WHAT YOU NEED TO DO:
Pull out every line below that contains the word "weekday".

Data about app and page elements:

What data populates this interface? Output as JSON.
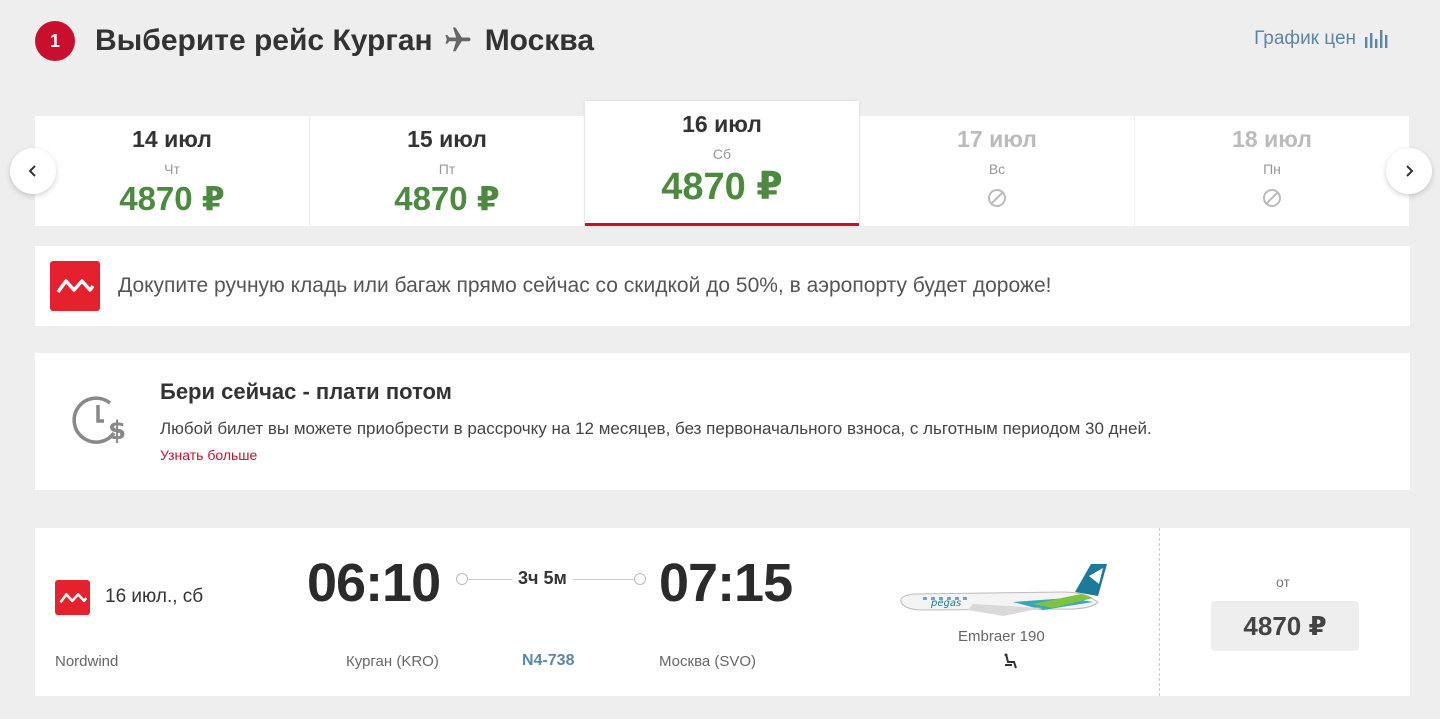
{
  "header": {
    "step": "1",
    "title_prefix": "Выберите рейс Курган",
    "title_destination": "Москва",
    "price_chart_label": "График цен"
  },
  "dates": [
    {
      "date": "14 июл",
      "weekday": "Чт",
      "price": "4870 ₽",
      "available": true
    },
    {
      "date": "15 июл",
      "weekday": "Пт",
      "price": "4870 ₽",
      "available": true
    },
    {
      "date": "16 июл",
      "weekday": "Сб",
      "price": "4870 ₽",
      "available": true,
      "selected": true
    },
    {
      "date": "17 июл",
      "weekday": "Вс",
      "price": "",
      "available": false
    },
    {
      "date": "18 июл",
      "weekday": "Пн",
      "price": "",
      "available": false
    }
  ],
  "banner": {
    "text": "Докупите ручную кладь или багаж прямо сейчас со скидкой до 50%, в аэропорту будет дороже!"
  },
  "promo": {
    "title": "Бери сейчас - плати потом",
    "text": "Любой билет вы можете приобрести в рассрочку на 12 месяцев, без первоначального взноса, с льготным периодом 30 дней.",
    "link": "Узнать больше"
  },
  "flight": {
    "date": "16 июл., сб",
    "airline": "Nordwind",
    "departure_time": "06:10",
    "arrival_time": "07:15",
    "duration": "3ч 5м",
    "departure_city": "Курган (KRO)",
    "arrival_city": "Москва (SVO)",
    "flight_number": "N4-738",
    "aircraft": "Embraer 190",
    "aircraft_livery_text": "pegas",
    "price_prefix": "от",
    "price": "4870 ₽"
  },
  "colors": {
    "accent_red": "#c8102e",
    "price_green": "#4b8a3f",
    "link_blue": "#5a87a8",
    "nordwind_red": "#e5212d"
  }
}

WRITTEN SOLUTION:
      "weekday": "Чт",
      "weekday": "Пт",
      "weekday": "Сб",
      "weekday": "Вс",
      "weekday": "Пн",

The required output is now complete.